What is being asked:
Retype every entry below without pictures.

Interface dataset entries:
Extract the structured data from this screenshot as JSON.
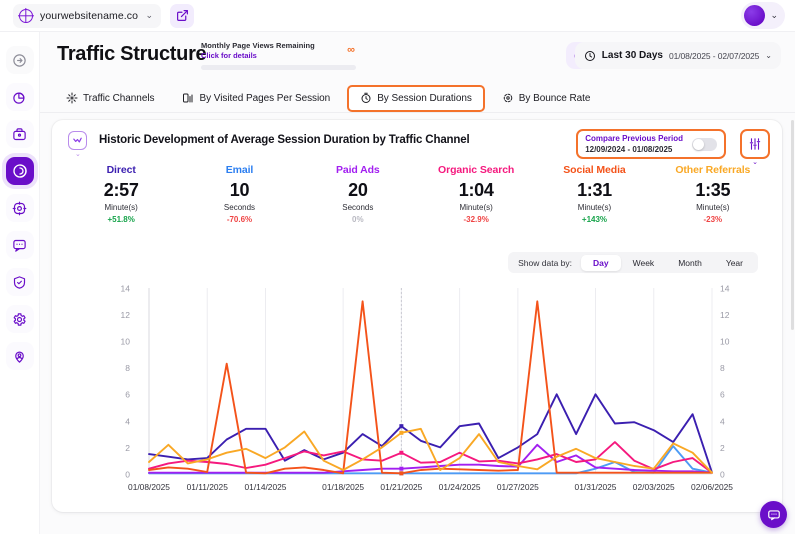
{
  "topbar": {
    "site_name": "yourwebsitename.co",
    "site_chevron": "⌄",
    "avatar_chevron": "⌄"
  },
  "sidebar": {
    "items": [
      {
        "name": "expand-panel",
        "icon": "arrow-right-circle-icon"
      },
      {
        "name": "dashboard",
        "icon": "pie-chart-icon"
      },
      {
        "name": "campaigns",
        "icon": "briefcase-icon"
      },
      {
        "name": "traffic",
        "icon": "traffic-icon",
        "active": true
      },
      {
        "name": "goals",
        "icon": "target-icon"
      },
      {
        "name": "messages",
        "icon": "chat-icon"
      },
      {
        "name": "security",
        "icon": "shield-check-icon"
      },
      {
        "name": "settings",
        "icon": "gear-icon"
      },
      {
        "name": "visitors",
        "icon": "user-location-icon"
      }
    ]
  },
  "header": {
    "title": "Traffic Structure",
    "quota_label": "Monthly Page Views Remaining",
    "quota_link": "Click for details",
    "quota_value": "∞",
    "refresh_icon": "refresh-icon",
    "date_icon": "clock-icon",
    "date_label": "Last 30 Days",
    "date_range": "01/08/2025 - 02/07/2025",
    "date_chevron": "⌄"
  },
  "tabs": [
    {
      "label": "Traffic Channels",
      "icon": "share-nodes-icon",
      "active": false
    },
    {
      "label": "By Visited Pages Per Session",
      "icon": "pages-icon",
      "active": false
    },
    {
      "label": "By Session Durations",
      "icon": "stopwatch-icon",
      "active": true,
      "highlighted": true
    },
    {
      "label": "By Bounce Rate",
      "icon": "bounce-icon",
      "active": false
    }
  ],
  "card": {
    "icon": "chart-box-icon",
    "icon_chevron": "⌄",
    "title": "Historic Development of Average Session Duration by Traffic Channel",
    "compare": {
      "label": "Compare Previous Period",
      "range": "12/09/2024 - 01/08/2025",
      "toggle_on": false
    },
    "filter_icon": "sliders-icon",
    "filter_chevron": "⌄"
  },
  "metrics": [
    {
      "name": "Direct",
      "value": "2:57",
      "unit": "Minute(s)",
      "delta": "+51.8%",
      "delta_dir": "up",
      "color": "#3b1fb0",
      "delta_color": "#16a34a"
    },
    {
      "name": "Email",
      "value": "10",
      "unit": "Seconds",
      "delta": "-70.6%",
      "delta_dir": "down",
      "color": "#2b7ef0",
      "delta_color": "#ef4444"
    },
    {
      "name": "Paid Ads",
      "value": "20",
      "unit": "Seconds",
      "delta": "0%",
      "delta_dir": "flat",
      "color": "#a21ff0",
      "delta_color": "#b9b9c2"
    },
    {
      "name": "Organic Search",
      "value": "1:04",
      "unit": "Minute(s)",
      "delta": "-32.9%",
      "delta_dir": "down",
      "color": "#f5197e",
      "delta_color": "#ef4444"
    },
    {
      "name": "Social Media",
      "value": "1:31",
      "unit": "Minute(s)",
      "delta": "+143%",
      "delta_dir": "up",
      "color": "#f4531a",
      "delta_color": "#16a34a"
    },
    {
      "name": "Other Referrals",
      "value": "1:35",
      "unit": "Minute(s)",
      "delta": "-23%",
      "delta_dir": "down",
      "color": "#f9a825",
      "delta_color": "#ef4444"
    }
  ],
  "showby": {
    "label": "Show data by:",
    "options": [
      "Day",
      "Week",
      "Month",
      "Year"
    ],
    "selected": "Day"
  },
  "chart_data": {
    "type": "line",
    "title": "Historic Development of Average Session Duration by Traffic Channel",
    "xlabel": "",
    "ylabel": "",
    "ylim": [
      0,
      14
    ],
    "yticks": [
      0,
      2,
      4,
      6,
      8,
      10,
      12,
      14
    ],
    "grid": "vertical-only",
    "legend": "top-metrics",
    "x": [
      "01/08/2025",
      "01/09/2025",
      "01/10/2025",
      "01/11/2025",
      "01/12/2025",
      "01/13/2025",
      "01/14/2025",
      "01/15/2025",
      "01/16/2025",
      "01/17/2025",
      "01/18/2025",
      "01/19/2025",
      "01/20/2025",
      "01/21/2025",
      "01/22/2025",
      "01/23/2025",
      "01/24/2025",
      "01/25/2025",
      "01/26/2025",
      "01/27/2025",
      "01/28/2025",
      "01/29/2025",
      "01/30/2025",
      "01/31/2025",
      "02/01/2025",
      "02/02/2025",
      "02/03/2025",
      "02/04/2025",
      "02/05/2025",
      "02/06/2025"
    ],
    "xtick_labels": [
      "01/08/2025",
      "01/11/2025",
      "01/14/2025",
      "01/18/2025",
      "01/21/2025",
      "01/24/2025",
      "01/27/2025",
      "01/31/2025",
      "02/03/2025",
      "02/06/2025"
    ],
    "series": [
      {
        "name": "Direct",
        "color": "#3b1fb0",
        "values": [
          1.5,
          1.3,
          1.1,
          1.2,
          2.6,
          3.4,
          3.4,
          1.0,
          1.8,
          1.1,
          1.6,
          3.0,
          2.1,
          3.6,
          2.5,
          2.0,
          3.6,
          3.8,
          1.2,
          2.0,
          3.0,
          6.0,
          3.0,
          6.0,
          3.8,
          3.9,
          3.3,
          2.4,
          4.5,
          0.1
        ]
      },
      {
        "name": "Email",
        "color": "#4d9bf5",
        "values": [
          0.05,
          0.05,
          0.05,
          0.05,
          0.05,
          0.05,
          0.05,
          0.05,
          0.05,
          0.05,
          0.05,
          0.05,
          0.05,
          0.05,
          0.05,
          0.05,
          0.05,
          0.05,
          0.05,
          0.05,
          0.05,
          0.05,
          0.05,
          0.4,
          0.9,
          0.15,
          0.1,
          2.1,
          0.4,
          0.1
        ]
      },
      {
        "name": "Paid Ads",
        "color": "#a21ff0",
        "values": [
          0.1,
          0.1,
          0.1,
          0.1,
          0.1,
          0.1,
          0.1,
          0.1,
          0.1,
          0.1,
          0.2,
          0.3,
          0.4,
          0.4,
          0.5,
          0.6,
          0.7,
          0.7,
          0.6,
          0.55,
          2.2,
          0.9,
          1.4,
          0.5,
          0.4,
          0.3,
          0.25,
          0.2,
          0.2,
          0.1
        ]
      },
      {
        "name": "Organic Search",
        "color": "#f5197e",
        "values": [
          0.4,
          0.8,
          1.0,
          0.9,
          0.75,
          0.45,
          0.7,
          1.2,
          1.7,
          1.4,
          1.7,
          1.1,
          1.0,
          1.6,
          0.85,
          0.9,
          1.6,
          0.95,
          1.0,
          0.8,
          1.1,
          1.5,
          0.9,
          1.1,
          2.4,
          1.0,
          0.35,
          0.9,
          1.2,
          0.1
        ]
      },
      {
        "name": "Social Media",
        "color": "#f4531a",
        "values": [
          0.3,
          0.5,
          0.4,
          0.15,
          8.3,
          0.1,
          0.05,
          0.4,
          0.5,
          0.3,
          0.05,
          13.0,
          0.1,
          0.05,
          0.3,
          0.4,
          0.35,
          0.3,
          0.25,
          0.3,
          13.0,
          0.1,
          0.1,
          0.1,
          0.1,
          0.1,
          0.1,
          0.1,
          0.1,
          0.1
        ]
      },
      {
        "name": "Other Referrals",
        "color": "#f9a825",
        "values": [
          0.9,
          2.2,
          0.8,
          1.1,
          1.6,
          1.9,
          1.2,
          2.0,
          3.2,
          1.0,
          0.3,
          1.1,
          2.0,
          3.1,
          3.4,
          0.3,
          1.2,
          3.0,
          0.9,
          0.6,
          0.35,
          1.3,
          1.9,
          1.2,
          0.9,
          0.6,
          0.4,
          2.3,
          1.6,
          0.1
        ]
      }
    ]
  },
  "chat": {
    "icon": "chat-support-icon"
  }
}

Answer box:
Extract the structured data from this screenshot as JSON.
{
  "topbar": {
    "site_name": "yourwebsitename.co",
    "site_chevron": "⌄",
    "avatar_chevron": "⌄"
  },
  "sidebar": {
    "items": [
      {
        "name": "expand-panel",
        "icon": "arrow-right-circle-icon"
      },
      {
        "name": "dashboard",
        "icon": "pie-chart-icon"
      },
      {
        "name": "campaigns",
        "icon": "briefcase-icon"
      },
      {
        "name": "traffic",
        "icon": "traffic-icon",
        "active": true
      },
      {
        "name": "goals",
        "icon": "target-icon"
      },
      {
        "name": "messages",
        "icon": "chat-icon"
      },
      {
        "name": "security",
        "icon": "shield-check-icon"
      },
      {
        "name": "settings",
        "icon": "gear-icon"
      },
      {
        "name": "visitors",
        "icon": "user-location-icon"
      }
    ]
  },
  "header": {
    "title": "Traffic Structure",
    "quota_label": "Monthly Page Views Remaining",
    "quota_link": "Click for details",
    "quota_value": "∞",
    "refresh_icon": "refresh-icon",
    "date_icon": "clock-icon",
    "date_label": "Last 30 Days",
    "date_range": "01/08/2025 - 02/07/2025",
    "date_chevron": "⌄"
  },
  "tabs": [
    {
      "label": "Traffic Channels",
      "icon": "share-nodes-icon",
      "active": false
    },
    {
      "label": "By Visited Pages Per Session",
      "icon": "pages-icon",
      "active": false
    },
    {
      "label": "By Session Durations",
      "icon": "stopwatch-icon",
      "active": true,
      "highlighted": true
    },
    {
      "label": "By Bounce Rate",
      "icon": "bounce-icon",
      "active": false
    }
  ],
  "card": {
    "icon": "chart-box-icon",
    "icon_chevron": "⌄",
    "title": "Historic Development of Average Session Duration by Traffic Channel",
    "compare": {
      "label": "Compare Previous Period",
      "range": "12/09/2024 - 01/08/2025",
      "toggle_on": false
    },
    "filter_icon": "sliders-icon",
    "filter_chevron": "⌄"
  },
  "metrics": [
    {
      "name": "Direct",
      "value": "2:57",
      "unit": "Minute(s)",
      "delta": "+51.8%",
      "delta_dir": "up",
      "color": "#3b1fb0",
      "delta_color": "#16a34a"
    },
    {
      "name": "Email",
      "value": "10",
      "unit": "Seconds",
      "delta": "-70.6%",
      "delta_dir": "down",
      "color": "#2b7ef0",
      "delta_color": "#ef4444"
    },
    {
      "name": "Paid Ads",
      "value": "20",
      "unit": "Seconds",
      "delta": "0%",
      "delta_dir": "flat",
      "color": "#a21ff0",
      "delta_color": "#b9b9c2"
    },
    {
      "name": "Organic Search",
      "value": "1:04",
      "unit": "Minute(s)",
      "delta": "-32.9%",
      "delta_dir": "down",
      "color": "#f5197e",
      "delta_color": "#ef4444"
    },
    {
      "name": "Social Media",
      "value": "1:31",
      "unit": "Minute(s)",
      "delta": "+143%",
      "delta_dir": "up",
      "color": "#f4531a",
      "delta_color": "#16a34a"
    },
    {
      "name": "Other Referrals",
      "value": "1:35",
      "unit": "Minute(s)",
      "delta": "-23%",
      "delta_dir": "down",
      "color": "#f9a825",
      "delta_color": "#ef4444"
    }
  ],
  "showby": {
    "label": "Show data by:",
    "options": [
      "Day",
      "Week",
      "Month",
      "Year"
    ],
    "selected": "Day"
  },
  "chart_data": {
    "type": "line",
    "title": "Historic Development of Average Session Duration by Traffic Channel",
    "xlabel": "",
    "ylabel": "",
    "ylim": [
      0,
      14
    ],
    "yticks": [
      0,
      2,
      4,
      6,
      8,
      10,
      12,
      14
    ],
    "grid": "vertical-only",
    "legend": "top-metrics",
    "x": [
      "01/08/2025",
      "01/09/2025",
      "01/10/2025",
      "01/11/2025",
      "01/12/2025",
      "01/13/2025",
      "01/14/2025",
      "01/15/2025",
      "01/16/2025",
      "01/17/2025",
      "01/18/2025",
      "01/19/2025",
      "01/20/2025",
      "01/21/2025",
      "01/22/2025",
      "01/23/2025",
      "01/24/2025",
      "01/25/2025",
      "01/26/2025",
      "01/27/2025",
      "01/28/2025",
      "01/29/2025",
      "01/30/2025",
      "01/31/2025",
      "02/01/2025",
      "02/02/2025",
      "02/03/2025",
      "02/04/2025",
      "02/05/2025",
      "02/06/2025"
    ],
    "xtick_labels": [
      "01/08/2025",
      "01/11/2025",
      "01/14/2025",
      "01/18/2025",
      "01/21/2025",
      "01/24/2025",
      "01/27/2025",
      "01/31/2025",
      "02/03/2025",
      "02/06/2025"
    ],
    "series": [
      {
        "name": "Direct",
        "color": "#3b1fb0",
        "values": [
          1.5,
          1.3,
          1.1,
          1.2,
          2.6,
          3.4,
          3.4,
          1.0,
          1.8,
          1.1,
          1.6,
          3.0,
          2.1,
          3.6,
          2.5,
          2.0,
          3.6,
          3.8,
          1.2,
          2.0,
          3.0,
          6.0,
          3.0,
          6.0,
          3.8,
          3.9,
          3.3,
          2.4,
          4.5,
          0.1
        ]
      },
      {
        "name": "Email",
        "color": "#4d9bf5",
        "values": [
          0.05,
          0.05,
          0.05,
          0.05,
          0.05,
          0.05,
          0.05,
          0.05,
          0.05,
          0.05,
          0.05,
          0.05,
          0.05,
          0.05,
          0.05,
          0.05,
          0.05,
          0.05,
          0.05,
          0.05,
          0.05,
          0.05,
          0.05,
          0.4,
          0.9,
          0.15,
          0.1,
          2.1,
          0.4,
          0.1
        ]
      },
      {
        "name": "Paid Ads",
        "color": "#a21ff0",
        "values": [
          0.1,
          0.1,
          0.1,
          0.1,
          0.1,
          0.1,
          0.1,
          0.1,
          0.1,
          0.1,
          0.2,
          0.3,
          0.4,
          0.4,
          0.5,
          0.6,
          0.7,
          0.7,
          0.6,
          0.55,
          2.2,
          0.9,
          1.4,
          0.5,
          0.4,
          0.3,
          0.25,
          0.2,
          0.2,
          0.1
        ]
      },
      {
        "name": "Organic Search",
        "color": "#f5197e",
        "values": [
          0.4,
          0.8,
          1.0,
          0.9,
          0.75,
          0.45,
          0.7,
          1.2,
          1.7,
          1.4,
          1.7,
          1.1,
          1.0,
          1.6,
          0.85,
          0.9,
          1.6,
          0.95,
          1.0,
          0.8,
          1.1,
          1.5,
          0.9,
          1.1,
          2.4,
          1.0,
          0.35,
          0.9,
          1.2,
          0.1
        ]
      },
      {
        "name": "Social Media",
        "color": "#f4531a",
        "values": [
          0.3,
          0.5,
          0.4,
          0.15,
          8.3,
          0.1,
          0.05,
          0.4,
          0.5,
          0.3,
          0.05,
          13.0,
          0.1,
          0.05,
          0.3,
          0.4,
          0.35,
          0.3,
          0.25,
          0.3,
          13.0,
          0.1,
          0.1,
          0.1,
          0.1,
          0.1,
          0.1,
          0.1,
          0.1,
          0.1
        ]
      },
      {
        "name": "Other Referrals",
        "color": "#f9a825",
        "values": [
          0.9,
          2.2,
          0.8,
          1.1,
          1.6,
          1.9,
          1.2,
          2.0,
          3.2,
          1.0,
          0.3,
          1.1,
          2.0,
          3.1,
          3.4,
          0.3,
          1.2,
          3.0,
          0.9,
          0.6,
          0.35,
          1.3,
          1.9,
          1.2,
          0.9,
          0.6,
          0.4,
          2.3,
          1.6,
          0.1
        ]
      }
    ]
  },
  "chat": {
    "icon": "chat-support-icon"
  }
}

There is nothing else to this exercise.